Review the material and extract every line in which the word "File" occurs.

● ● ● ● ●

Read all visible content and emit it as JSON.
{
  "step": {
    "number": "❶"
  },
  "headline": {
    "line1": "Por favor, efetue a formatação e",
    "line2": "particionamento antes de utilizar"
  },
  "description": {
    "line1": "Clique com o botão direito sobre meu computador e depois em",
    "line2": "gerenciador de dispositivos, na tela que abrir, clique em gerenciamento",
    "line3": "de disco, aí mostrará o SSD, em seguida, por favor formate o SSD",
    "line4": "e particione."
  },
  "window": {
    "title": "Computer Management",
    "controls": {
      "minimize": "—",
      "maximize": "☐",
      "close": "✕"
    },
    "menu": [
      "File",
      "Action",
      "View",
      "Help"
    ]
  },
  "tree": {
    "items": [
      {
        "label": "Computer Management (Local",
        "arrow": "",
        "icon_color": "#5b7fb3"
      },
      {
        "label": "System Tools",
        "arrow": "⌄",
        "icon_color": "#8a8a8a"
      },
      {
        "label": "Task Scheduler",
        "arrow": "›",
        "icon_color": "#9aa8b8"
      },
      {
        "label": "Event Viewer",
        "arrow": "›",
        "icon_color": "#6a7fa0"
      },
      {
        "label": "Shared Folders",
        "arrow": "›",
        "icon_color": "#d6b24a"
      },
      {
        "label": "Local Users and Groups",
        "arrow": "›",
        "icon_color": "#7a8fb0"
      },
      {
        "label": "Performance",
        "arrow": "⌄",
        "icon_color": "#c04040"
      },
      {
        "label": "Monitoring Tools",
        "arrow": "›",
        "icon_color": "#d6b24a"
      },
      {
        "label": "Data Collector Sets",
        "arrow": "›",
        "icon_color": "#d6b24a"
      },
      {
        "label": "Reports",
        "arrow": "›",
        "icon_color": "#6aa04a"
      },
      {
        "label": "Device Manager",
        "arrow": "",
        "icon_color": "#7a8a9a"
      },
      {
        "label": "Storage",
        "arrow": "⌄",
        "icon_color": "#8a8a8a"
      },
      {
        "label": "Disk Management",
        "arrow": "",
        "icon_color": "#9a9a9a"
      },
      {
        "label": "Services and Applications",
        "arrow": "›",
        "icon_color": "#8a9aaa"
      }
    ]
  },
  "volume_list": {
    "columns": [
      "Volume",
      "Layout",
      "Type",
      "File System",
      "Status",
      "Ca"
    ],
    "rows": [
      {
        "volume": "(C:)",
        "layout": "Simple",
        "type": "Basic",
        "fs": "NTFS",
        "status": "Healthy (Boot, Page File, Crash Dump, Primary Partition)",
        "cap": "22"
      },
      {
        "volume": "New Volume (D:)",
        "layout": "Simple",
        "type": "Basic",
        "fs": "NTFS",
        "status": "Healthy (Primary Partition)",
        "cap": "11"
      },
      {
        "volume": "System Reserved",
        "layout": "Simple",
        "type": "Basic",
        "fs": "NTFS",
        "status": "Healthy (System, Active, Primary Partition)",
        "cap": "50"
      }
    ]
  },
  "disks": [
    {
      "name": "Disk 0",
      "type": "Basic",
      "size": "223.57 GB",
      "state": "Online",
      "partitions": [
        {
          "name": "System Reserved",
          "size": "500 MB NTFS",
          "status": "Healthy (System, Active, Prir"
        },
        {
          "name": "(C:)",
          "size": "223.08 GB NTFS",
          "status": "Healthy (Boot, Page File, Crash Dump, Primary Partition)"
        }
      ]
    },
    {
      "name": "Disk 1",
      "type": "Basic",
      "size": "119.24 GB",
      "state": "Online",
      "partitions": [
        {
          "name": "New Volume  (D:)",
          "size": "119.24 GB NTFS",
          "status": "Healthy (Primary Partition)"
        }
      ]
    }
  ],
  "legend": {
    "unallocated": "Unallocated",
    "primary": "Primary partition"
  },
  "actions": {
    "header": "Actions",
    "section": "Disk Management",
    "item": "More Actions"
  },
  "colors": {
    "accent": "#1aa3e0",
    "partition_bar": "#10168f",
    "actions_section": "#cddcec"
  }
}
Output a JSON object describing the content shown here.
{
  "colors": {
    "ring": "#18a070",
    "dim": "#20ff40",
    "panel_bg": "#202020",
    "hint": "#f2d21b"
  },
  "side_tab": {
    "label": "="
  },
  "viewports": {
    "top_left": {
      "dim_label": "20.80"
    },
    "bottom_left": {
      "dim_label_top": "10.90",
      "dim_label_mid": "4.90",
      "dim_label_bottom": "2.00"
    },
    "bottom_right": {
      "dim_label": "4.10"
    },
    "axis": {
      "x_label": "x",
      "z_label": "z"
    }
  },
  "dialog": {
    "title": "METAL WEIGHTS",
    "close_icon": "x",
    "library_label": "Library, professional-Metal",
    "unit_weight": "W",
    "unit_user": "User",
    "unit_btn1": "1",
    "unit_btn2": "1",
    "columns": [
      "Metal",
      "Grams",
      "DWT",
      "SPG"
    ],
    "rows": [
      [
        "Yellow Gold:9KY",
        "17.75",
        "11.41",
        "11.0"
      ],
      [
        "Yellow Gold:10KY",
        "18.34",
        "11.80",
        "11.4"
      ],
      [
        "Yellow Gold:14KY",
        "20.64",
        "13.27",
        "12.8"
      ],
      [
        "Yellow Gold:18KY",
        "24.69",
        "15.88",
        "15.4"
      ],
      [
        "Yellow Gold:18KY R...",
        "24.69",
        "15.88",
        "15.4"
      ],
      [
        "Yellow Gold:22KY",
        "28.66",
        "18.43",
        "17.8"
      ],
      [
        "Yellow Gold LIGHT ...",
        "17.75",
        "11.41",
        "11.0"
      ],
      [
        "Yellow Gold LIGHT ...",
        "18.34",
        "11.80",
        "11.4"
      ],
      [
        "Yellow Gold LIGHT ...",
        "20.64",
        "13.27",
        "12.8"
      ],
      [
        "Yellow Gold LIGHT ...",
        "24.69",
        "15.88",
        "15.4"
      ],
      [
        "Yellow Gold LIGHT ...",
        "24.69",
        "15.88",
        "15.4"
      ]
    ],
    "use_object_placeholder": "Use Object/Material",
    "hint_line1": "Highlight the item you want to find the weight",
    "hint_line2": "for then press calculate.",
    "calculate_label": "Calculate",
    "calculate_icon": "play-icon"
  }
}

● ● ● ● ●

_Task response_:
      "File",
      "File System",
        "status": "Healthy (Boot, Page File, Crash Dump, Primary Partition)",
          "status": "Healthy (Boot, Page File, Crash Dump, Primary Partition)"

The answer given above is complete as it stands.